======== Source material

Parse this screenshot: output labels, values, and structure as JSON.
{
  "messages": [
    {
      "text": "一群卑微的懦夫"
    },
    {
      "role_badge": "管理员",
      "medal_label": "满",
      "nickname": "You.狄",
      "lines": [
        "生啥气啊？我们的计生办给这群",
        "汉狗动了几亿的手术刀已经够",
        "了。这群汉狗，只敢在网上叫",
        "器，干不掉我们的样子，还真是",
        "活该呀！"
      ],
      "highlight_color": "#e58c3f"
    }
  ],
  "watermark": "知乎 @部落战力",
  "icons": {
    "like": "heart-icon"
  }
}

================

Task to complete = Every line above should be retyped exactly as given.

Answer space =
Parse this screenshot: output labels, values, and structure as JSON.
{
  "messages": [
    {
      "text": "一群卑微的懦夫"
    },
    {
      "role_badge": "管理员",
      "medal_label": "满",
      "nickname": "You.狄",
      "lines": [
        "生啥气啊？我们的计生办给这群",
        "汉狗动了几亿的手术刀已经够",
        "了。这群汉狗，只敢在网上叫",
        "器，干不掉我们的样子，还真是",
        "活该呀！"
      ],
      "highlight_color": "#e58c3f"
    }
  ],
  "watermark": "知乎 @部落战力",
  "icons": {
    "like": "heart-icon"
  }
}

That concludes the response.